(Beginning of Given data)

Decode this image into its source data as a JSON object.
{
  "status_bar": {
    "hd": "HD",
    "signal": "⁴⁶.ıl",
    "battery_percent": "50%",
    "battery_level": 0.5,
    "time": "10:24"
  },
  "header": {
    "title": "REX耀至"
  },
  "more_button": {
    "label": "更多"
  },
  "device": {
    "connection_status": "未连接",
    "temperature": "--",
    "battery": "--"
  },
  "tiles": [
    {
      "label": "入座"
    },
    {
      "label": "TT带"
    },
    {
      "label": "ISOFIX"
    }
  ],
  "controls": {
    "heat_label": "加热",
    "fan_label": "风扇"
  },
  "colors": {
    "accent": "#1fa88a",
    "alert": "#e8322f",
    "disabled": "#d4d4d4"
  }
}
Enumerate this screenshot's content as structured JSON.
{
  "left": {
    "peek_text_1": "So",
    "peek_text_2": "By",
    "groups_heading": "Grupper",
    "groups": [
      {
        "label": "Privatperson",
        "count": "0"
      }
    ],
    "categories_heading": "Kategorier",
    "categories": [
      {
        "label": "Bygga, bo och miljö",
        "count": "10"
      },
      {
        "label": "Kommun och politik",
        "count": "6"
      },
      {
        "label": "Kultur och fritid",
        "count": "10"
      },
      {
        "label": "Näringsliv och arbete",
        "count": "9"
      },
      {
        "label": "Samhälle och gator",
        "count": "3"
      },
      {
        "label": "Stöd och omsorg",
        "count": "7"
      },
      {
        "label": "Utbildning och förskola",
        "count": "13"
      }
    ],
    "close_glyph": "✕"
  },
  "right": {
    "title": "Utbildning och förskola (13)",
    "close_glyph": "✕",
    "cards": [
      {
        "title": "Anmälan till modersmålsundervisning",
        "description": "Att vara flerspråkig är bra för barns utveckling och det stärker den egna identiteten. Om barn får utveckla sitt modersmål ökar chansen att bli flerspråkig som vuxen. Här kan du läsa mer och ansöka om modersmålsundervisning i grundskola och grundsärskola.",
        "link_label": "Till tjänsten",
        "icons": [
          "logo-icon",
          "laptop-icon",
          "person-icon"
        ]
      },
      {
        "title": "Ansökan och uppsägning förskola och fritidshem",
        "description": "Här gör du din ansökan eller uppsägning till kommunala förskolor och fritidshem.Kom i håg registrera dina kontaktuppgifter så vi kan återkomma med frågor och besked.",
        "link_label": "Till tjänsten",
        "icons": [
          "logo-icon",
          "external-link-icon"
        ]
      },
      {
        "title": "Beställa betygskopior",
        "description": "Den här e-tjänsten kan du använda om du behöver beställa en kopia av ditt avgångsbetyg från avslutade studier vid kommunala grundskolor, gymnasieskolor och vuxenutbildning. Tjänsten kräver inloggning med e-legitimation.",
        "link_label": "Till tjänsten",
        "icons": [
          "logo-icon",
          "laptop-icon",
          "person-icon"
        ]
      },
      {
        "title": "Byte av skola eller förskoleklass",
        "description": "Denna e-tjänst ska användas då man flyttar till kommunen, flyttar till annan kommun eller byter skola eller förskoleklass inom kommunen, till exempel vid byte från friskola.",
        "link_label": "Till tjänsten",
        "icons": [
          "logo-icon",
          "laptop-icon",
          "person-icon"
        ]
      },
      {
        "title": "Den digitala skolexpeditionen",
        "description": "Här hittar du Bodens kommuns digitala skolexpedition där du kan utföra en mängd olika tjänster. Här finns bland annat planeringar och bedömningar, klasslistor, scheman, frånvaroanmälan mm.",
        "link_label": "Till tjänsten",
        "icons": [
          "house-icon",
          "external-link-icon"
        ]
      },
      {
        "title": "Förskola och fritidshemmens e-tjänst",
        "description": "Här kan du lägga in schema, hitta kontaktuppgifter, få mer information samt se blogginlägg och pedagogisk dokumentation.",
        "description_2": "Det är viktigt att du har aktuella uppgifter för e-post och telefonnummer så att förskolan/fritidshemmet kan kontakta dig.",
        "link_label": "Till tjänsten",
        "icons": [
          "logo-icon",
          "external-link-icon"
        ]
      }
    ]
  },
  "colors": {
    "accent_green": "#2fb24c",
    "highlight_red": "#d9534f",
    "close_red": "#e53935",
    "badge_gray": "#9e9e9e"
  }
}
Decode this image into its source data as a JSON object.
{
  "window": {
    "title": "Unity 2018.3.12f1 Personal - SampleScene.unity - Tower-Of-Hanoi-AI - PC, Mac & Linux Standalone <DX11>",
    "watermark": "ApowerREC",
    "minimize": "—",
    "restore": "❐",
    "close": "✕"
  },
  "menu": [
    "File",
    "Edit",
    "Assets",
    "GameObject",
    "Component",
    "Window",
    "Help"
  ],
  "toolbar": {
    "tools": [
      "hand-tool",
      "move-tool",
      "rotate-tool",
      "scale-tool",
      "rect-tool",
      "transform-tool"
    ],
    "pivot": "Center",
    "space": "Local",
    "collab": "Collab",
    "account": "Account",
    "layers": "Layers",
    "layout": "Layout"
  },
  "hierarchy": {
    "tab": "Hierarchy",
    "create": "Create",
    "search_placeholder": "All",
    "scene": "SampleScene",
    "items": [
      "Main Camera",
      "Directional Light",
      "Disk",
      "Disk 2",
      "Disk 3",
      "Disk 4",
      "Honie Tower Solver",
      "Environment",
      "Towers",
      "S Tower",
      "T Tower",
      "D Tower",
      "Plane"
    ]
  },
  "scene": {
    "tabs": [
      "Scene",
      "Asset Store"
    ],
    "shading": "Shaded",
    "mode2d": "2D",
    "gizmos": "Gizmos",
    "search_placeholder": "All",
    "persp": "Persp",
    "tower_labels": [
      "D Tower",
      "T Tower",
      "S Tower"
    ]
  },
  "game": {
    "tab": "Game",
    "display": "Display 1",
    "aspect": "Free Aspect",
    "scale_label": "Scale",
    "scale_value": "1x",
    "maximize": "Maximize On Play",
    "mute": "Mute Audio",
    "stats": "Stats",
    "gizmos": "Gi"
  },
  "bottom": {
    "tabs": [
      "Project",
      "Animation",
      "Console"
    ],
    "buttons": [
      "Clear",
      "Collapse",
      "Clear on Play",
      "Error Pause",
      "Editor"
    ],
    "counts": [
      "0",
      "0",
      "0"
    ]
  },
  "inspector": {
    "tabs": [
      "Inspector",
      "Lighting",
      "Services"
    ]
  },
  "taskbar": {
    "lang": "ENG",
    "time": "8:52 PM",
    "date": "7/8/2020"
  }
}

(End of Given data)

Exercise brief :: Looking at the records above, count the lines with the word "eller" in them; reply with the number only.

Task solution :: 3